Often, being supportive means offering encouraging words and hope for the future, not spewing advice.
Even though you can’t control someone’s recovery from depression, you can help with their treatment. Encourage your friend to seek help. Your depressed loved one may resist treatment as depression saps both motivation and the feelings that things will ever improve. In this way, encouraging your friend to seek treatment for depression may be challenging.
You can offer to help your friend seek treatment for depression by suggestion a visit to a general practitioner – not a psychiatrist. This may help rule out medical causes for depression.
Offer to help your depressed friend find a doctor or therapist. Promise to go with them for their first visit.
Help your depressed loved one make an extensive list of symptoms to take with them to the doctor.
Help with the treatment of depression in your loved one by researching treatment options, ensuring they go to their appointments, and stay on schedule with treatment plans.
Help to create a low-stress environment for your friend. It can be very challenging while you are depressed to become organized and develop and maintain a routine. Ask your friend if you can help with very specific tasks.

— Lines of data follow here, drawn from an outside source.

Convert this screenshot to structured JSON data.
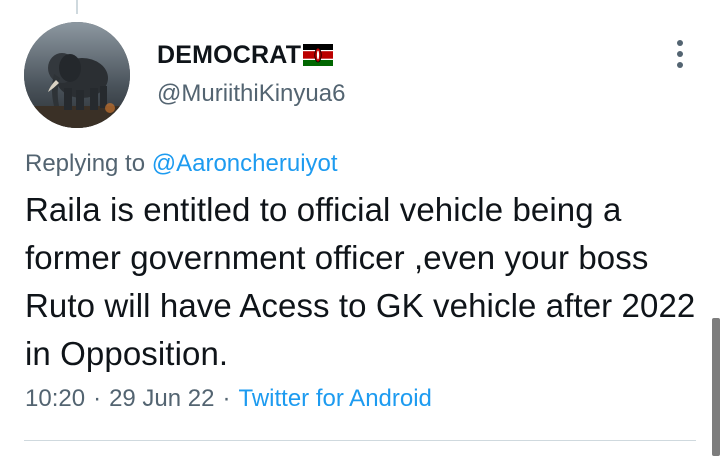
{
  "tweet": {
    "display_name": "DEMOCRAT",
    "flag_icon": "kenya-flag-icon",
    "handle": "@MuriithiKinyua6",
    "reply_prefix": "Replying to",
    "reply_to": "@Aaroncheruiyot",
    "text": "Raila is entitled to official vehicle being a former government officer ,even your boss Ruto will have Acess to GK vehicle after 2022 in Opposition.",
    "time": "10:20",
    "separator": "·",
    "date": "29 Jun 22",
    "source": "Twitter for Android"
  },
  "icons": {
    "more": "more-vertical-icon",
    "avatar": "elephant-avatar"
  },
  "colors": {
    "link": "#1d9bf0",
    "secondary_text": "#536471",
    "primary_text": "#0f1419",
    "divider": "#cfd9de"
  }
}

Keep all expectations realistic – it’s really frustrating to watch a depressed loved one struggle if progress is slow.
Be patient – even with proper treatment, depression recovery doesn’t happen overnight.
Encourage your depressed loved one. Sometimes, the very act of getting out of bed on a bad morning can be a huge accomplishment. Tell your friend so.

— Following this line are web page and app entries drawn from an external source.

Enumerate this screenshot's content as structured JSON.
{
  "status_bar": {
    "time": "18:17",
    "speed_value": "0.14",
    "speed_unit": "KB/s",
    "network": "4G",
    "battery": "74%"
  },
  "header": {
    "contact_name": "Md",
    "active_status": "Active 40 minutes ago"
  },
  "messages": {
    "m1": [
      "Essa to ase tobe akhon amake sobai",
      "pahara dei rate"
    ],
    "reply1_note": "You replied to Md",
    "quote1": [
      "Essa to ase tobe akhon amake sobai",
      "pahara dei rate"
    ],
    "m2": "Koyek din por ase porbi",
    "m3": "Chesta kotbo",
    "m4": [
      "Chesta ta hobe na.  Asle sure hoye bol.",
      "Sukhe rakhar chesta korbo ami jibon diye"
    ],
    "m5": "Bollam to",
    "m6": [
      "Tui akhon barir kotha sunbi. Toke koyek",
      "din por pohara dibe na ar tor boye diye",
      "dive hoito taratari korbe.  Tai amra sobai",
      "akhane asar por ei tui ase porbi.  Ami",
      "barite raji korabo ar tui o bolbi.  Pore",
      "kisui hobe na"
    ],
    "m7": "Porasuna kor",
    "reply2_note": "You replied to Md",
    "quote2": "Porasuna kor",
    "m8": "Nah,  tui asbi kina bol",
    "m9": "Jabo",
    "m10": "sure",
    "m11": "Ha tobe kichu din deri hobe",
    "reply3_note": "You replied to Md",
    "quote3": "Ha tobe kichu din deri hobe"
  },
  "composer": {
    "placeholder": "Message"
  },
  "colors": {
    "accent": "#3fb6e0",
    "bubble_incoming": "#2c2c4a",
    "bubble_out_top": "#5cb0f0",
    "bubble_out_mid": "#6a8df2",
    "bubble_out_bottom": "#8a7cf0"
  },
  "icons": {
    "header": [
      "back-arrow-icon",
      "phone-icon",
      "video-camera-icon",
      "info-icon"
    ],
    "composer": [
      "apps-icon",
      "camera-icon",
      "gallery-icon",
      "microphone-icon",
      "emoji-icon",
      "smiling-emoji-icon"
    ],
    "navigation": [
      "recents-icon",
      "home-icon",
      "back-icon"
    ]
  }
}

Encourage your friend to stick with treatments for depression, even if they are not working right away. Know that depression treatment takes time.

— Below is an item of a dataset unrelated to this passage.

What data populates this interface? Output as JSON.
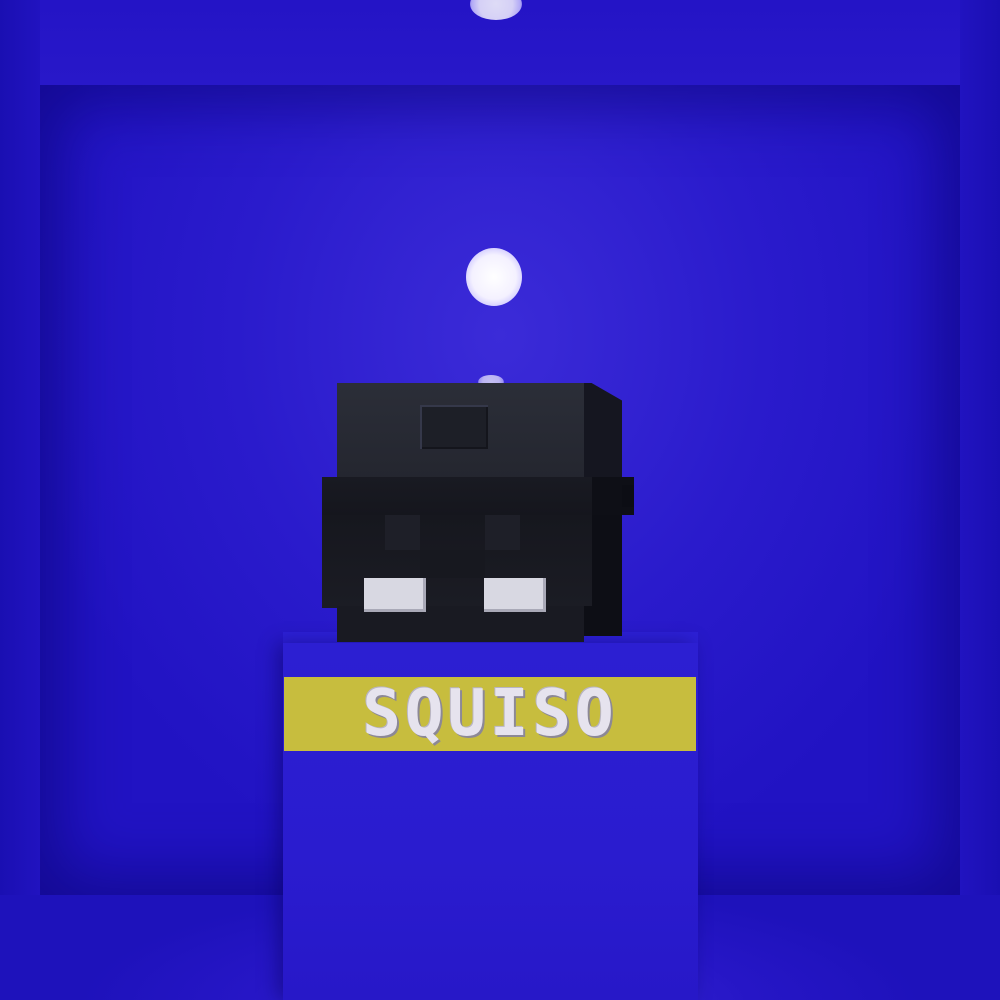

Understand that there is an increased risk of suicide among depressed people. Know that at some point, your friend with depression may or may not have suicidal thoughts.
Learn about the signs of suicide – the link will explain signs of suicide and how to handle them more thoroughly – and look for them in your friend. These may include talking about suicide, being preoccupied with suicide, dying or violence, or increased risky behaviors.
If you are concerned that suicide is a possibility, talk to your loved one. Then seek help. Call the suicide hotline: 1-800-273-8255 to talk to a trained counselor who can advise you on how best to handle your suicidal loved one. Do NOT leave a suicidal person. Call 911 for any emergencies.
Things to Say To A Depressed Person:
“You’re not alone. I’m here with you.”
“You may not think so, but the way you’re feeling will change.”
“Maybe I don’t understand completely how you feel, but I want to help.”
“If you feel like you want to give up, hold on for one more minute – whatever you can manage.”
“You’re important to me – your life is important to me.”
“Tell me how I can help.”
How NOT To Help A Loved One With Depression:
While helping a loved one who is suffering depression, remember that self-care is incredibly important. Without taking care of yourself, you may become overwhelmed and be unable to properly help your friend.
Don’t take it personally if your loved one lashes out at you. Sometimes, people with depression say awful, angry things that may hurt you deeply. Remember that’s the depression – not your loved one – talking.
You cannot hide the problem. If your loved one has depression, don’t be an enabler. Don’t make excuses, cover up the depression, or lie for a loved one with depression. This may actually keep the depressed person from seeking proper treatment.
Don’t think that you can fix a loved one’s depression. It’s not your problem and it’s not up to you to take care of.
Remember, you’re not to blame for the depression nor are you responsible for your loved one’s happiness.
Things NOT To Say To A Depressed Person:
“It’s all in your head.”
“We’ve all felt this way.”
“Look on the bright side.”
“Why would you want to die? Your life is great.”
“I can’t help you.”
“Snap out of it!”
“What’s wrong with you?”
“Shouldn’t you be better by now?”
“You have to take care of yourself for your kids!”
“You are so blessed – how could you be feeling this way?”
“Count your blessings.”
“Suck it up.”
Have any other suggestions or tips for how to help someone who is depressed? Email firstname.lastname@example.org.